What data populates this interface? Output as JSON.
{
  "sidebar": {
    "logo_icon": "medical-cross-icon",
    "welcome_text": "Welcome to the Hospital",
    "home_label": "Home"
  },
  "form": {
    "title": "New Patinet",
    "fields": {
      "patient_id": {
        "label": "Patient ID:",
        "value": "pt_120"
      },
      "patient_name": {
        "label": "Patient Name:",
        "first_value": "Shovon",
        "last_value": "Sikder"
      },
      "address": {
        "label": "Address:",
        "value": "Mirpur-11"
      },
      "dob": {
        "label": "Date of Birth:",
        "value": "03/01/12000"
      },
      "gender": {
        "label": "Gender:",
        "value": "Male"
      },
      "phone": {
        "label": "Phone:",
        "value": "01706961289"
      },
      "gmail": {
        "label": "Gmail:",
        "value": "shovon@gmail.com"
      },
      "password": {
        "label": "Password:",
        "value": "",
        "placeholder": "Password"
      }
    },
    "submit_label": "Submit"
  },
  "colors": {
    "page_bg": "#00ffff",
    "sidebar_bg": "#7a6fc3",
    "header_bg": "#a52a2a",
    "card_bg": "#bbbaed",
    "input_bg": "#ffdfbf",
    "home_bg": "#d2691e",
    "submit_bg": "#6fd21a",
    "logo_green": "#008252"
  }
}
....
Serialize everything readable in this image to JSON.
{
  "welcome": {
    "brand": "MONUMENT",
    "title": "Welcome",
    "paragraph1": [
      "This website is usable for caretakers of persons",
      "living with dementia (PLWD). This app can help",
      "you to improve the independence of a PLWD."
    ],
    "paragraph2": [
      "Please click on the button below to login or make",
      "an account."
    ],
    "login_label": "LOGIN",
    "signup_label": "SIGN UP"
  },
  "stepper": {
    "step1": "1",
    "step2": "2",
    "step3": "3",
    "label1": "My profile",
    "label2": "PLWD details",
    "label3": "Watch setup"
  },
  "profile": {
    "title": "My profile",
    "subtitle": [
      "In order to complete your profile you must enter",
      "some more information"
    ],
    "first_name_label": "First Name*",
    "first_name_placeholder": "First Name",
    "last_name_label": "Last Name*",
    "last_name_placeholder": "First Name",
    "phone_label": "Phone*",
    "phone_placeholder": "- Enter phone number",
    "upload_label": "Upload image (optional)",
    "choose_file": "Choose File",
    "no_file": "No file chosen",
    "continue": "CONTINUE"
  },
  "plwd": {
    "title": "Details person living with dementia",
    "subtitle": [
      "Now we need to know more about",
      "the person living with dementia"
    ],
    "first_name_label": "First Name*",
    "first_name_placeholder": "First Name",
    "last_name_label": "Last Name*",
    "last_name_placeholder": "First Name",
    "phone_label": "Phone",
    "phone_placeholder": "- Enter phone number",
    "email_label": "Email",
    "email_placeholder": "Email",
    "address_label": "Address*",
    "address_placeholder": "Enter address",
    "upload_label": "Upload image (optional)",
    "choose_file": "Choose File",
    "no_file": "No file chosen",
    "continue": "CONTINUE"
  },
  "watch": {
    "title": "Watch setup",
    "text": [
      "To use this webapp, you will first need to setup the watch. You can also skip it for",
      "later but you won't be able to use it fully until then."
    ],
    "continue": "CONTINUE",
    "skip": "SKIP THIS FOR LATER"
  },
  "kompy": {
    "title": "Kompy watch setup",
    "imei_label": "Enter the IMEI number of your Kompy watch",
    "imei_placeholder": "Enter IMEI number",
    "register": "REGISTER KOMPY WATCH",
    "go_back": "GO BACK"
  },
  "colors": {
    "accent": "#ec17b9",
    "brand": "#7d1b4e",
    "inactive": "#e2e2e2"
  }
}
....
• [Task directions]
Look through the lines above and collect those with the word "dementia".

• [Exercise output]
      "living with dementia (PLWD). This app can help",
    "title": "Details person living with dementia",
      "the person living with dementia"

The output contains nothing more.